=== Begin Enclosure ===

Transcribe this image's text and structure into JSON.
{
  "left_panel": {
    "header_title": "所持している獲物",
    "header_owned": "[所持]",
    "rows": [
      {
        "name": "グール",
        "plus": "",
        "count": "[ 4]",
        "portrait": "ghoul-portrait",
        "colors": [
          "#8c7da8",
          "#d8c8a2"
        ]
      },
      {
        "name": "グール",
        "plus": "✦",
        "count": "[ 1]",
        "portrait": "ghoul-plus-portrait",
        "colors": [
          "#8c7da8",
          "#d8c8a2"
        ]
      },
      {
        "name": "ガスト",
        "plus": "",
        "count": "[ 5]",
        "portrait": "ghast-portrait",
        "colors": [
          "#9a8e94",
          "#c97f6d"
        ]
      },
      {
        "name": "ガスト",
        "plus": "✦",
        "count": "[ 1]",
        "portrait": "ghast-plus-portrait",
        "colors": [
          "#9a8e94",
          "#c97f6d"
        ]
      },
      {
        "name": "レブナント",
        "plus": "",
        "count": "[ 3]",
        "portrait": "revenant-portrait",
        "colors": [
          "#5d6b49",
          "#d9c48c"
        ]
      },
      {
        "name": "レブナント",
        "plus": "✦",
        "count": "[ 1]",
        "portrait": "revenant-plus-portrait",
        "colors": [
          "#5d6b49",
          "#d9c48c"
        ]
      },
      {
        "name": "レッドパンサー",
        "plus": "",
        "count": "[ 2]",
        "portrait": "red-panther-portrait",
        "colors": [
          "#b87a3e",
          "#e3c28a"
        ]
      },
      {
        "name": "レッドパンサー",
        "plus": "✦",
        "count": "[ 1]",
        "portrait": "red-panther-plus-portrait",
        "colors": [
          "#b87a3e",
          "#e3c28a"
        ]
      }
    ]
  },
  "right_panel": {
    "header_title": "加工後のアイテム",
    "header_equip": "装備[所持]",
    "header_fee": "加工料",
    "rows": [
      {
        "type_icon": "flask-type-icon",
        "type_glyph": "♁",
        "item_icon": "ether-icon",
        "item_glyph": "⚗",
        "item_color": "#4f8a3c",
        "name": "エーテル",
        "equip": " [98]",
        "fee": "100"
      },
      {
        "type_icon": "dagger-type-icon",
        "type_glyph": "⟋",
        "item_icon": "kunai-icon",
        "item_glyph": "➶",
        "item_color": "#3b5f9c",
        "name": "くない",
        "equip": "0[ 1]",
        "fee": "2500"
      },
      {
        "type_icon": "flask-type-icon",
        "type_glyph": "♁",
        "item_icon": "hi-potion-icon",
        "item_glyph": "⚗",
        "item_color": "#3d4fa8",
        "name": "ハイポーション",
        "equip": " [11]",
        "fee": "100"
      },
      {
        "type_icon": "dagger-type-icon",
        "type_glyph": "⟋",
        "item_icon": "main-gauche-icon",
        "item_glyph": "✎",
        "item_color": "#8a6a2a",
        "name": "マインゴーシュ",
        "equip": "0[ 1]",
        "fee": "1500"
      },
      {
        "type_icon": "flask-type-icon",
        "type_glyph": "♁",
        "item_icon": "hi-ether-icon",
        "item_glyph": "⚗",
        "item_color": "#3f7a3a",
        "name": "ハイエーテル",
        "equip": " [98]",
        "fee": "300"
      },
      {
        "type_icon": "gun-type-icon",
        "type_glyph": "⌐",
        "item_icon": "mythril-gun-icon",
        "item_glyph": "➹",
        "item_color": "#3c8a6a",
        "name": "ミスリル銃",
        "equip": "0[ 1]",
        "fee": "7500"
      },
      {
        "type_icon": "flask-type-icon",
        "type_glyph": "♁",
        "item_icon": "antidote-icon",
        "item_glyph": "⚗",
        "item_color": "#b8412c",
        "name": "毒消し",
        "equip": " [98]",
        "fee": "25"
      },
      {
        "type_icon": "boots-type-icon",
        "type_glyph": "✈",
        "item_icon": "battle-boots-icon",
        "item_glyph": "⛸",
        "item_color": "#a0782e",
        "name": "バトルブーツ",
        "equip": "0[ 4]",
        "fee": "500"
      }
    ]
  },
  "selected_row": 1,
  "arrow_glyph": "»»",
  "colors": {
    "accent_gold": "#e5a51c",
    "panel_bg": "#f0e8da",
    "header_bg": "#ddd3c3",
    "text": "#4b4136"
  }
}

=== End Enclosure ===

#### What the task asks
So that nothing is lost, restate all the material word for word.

#### Task result
Transcribe this image's text and structure into JSON.
{
  "left_panel": {
    "header_title": "所持している獲物",
    "header_owned": "[所持]",
    "rows": [
      {
        "name": "グール",
        "plus": "",
        "count": "[ 4]",
        "portrait": "ghoul-portrait",
        "colors": [
          "#8c7da8",
          "#d8c8a2"
        ]
      },
      {
        "name": "グール",
        "plus": "✦",
        "count": "[ 1]",
        "portrait": "ghoul-plus-portrait",
        "colors": [
          "#8c7da8",
          "#d8c8a2"
        ]
      },
      {
        "name": "ガスト",
        "plus": "",
        "count": "[ 5]",
        "portrait": "ghast-portrait",
        "colors": [
          "#9a8e94",
          "#c97f6d"
        ]
      },
      {
        "name": "ガスト",
        "plus": "✦",
        "count": "[ 1]",
        "portrait": "ghast-plus-portrait",
        "colors": [
          "#9a8e94",
          "#c97f6d"
        ]
      },
      {
        "name": "レブナント",
        "plus": "",
        "count": "[ 3]",
        "portrait": "revenant-portrait",
        "colors": [
          "#5d6b49",
          "#d9c48c"
        ]
      },
      {
        "name": "レブナント",
        "plus": "✦",
        "count": "[ 1]",
        "portrait": "revenant-plus-portrait",
        "colors": [
          "#5d6b49",
          "#d9c48c"
        ]
      },
      {
        "name": "レッドパンサー",
        "plus": "",
        "count": "[ 2]",
        "portrait": "red-panther-portrait",
        "colors": [
          "#b87a3e",
          "#e3c28a"
        ]
      },
      {
        "name": "レッドパンサー",
        "plus": "✦",
        "count": "[ 1]",
        "portrait": "red-panther-plus-portrait",
        "colors": [
          "#b87a3e",
          "#e3c28a"
        ]
      }
    ]
  },
  "right_panel": {
    "header_title": "加工後のアイテム",
    "header_equip": "装備[所持]",
    "header_fee": "加工料",
    "rows": [
      {
        "type_icon": "flask-type-icon",
        "type_glyph": "♁",
        "item_icon": "ether-icon",
        "item_glyph": "⚗",
        "item_color": "#4f8a3c",
        "name": "エーテル",
        "equip": " [98]",
        "fee": "100"
      },
      {
        "type_icon": "dagger-type-icon",
        "type_glyph": "⟋",
        "item_icon": "kunai-icon",
        "item_glyph": "➶",
        "item_color": "#3b5f9c",
        "name": "くない",
        "equip": "0[ 1]",
        "fee": "2500"
      },
      {
        "type_icon": "flask-type-icon",
        "type_glyph": "♁",
        "item_icon": "hi-potion-icon",
        "item_glyph": "⚗",
        "item_color": "#3d4fa8",
        "name": "ハイポーション",
        "equip": " [11]",
        "fee": "100"
      },
      {
        "type_icon": "dagger-type-icon",
        "type_glyph": "⟋",
        "item_icon": "main-gauche-icon",
        "item_glyph": "✎",
        "item_color": "#8a6a2a",
        "name": "マインゴーシュ",
        "equip": "0[ 1]",
        "fee": "1500"
      },
      {
        "type_icon": "flask-type-icon",
        "type_glyph": "♁",
        "item_icon": "hi-ether-icon",
        "item_glyph": "⚗",
        "item_color": "#3f7a3a",
        "name": "ハイエーテル",
        "equip": " [98]",
        "fee": "300"
      },
      {
        "type_icon": "gun-type-icon",
        "type_glyph": "⌐",
        "item_icon": "mythril-gun-icon",
        "item_glyph": "➹",
        "item_color": "#3c8a6a",
        "name": "ミスリル銃",
        "equip": "0[ 1]",
        "fee": "7500"
      },
      {
        "type_icon": "flask-type-icon",
        "type_glyph": "♁",
        "item_icon": "antidote-icon",
        "item_glyph": "⚗",
        "item_color": "#b8412c",
        "name": "毒消し",
        "equip": " [98]",
        "fee": "25"
      },
      {
        "type_icon": "boots-type-icon",
        "type_glyph": "✈",
        "item_icon": "battle-boots-icon",
        "item_glyph": "⛸",
        "item_color": "#a0782e",
        "name": "バトルブーツ",
        "equip": "0[ 4]",
        "fee": "500"
      }
    ]
  },
  "selected_row": 1,
  "arrow_glyph": "»»",
  "colors": {
    "accent_gold": "#e5a51c",
    "panel_bg": "#f0e8da",
    "header_bg": "#ddd3c3",
    "text": "#4b4136"
  }
}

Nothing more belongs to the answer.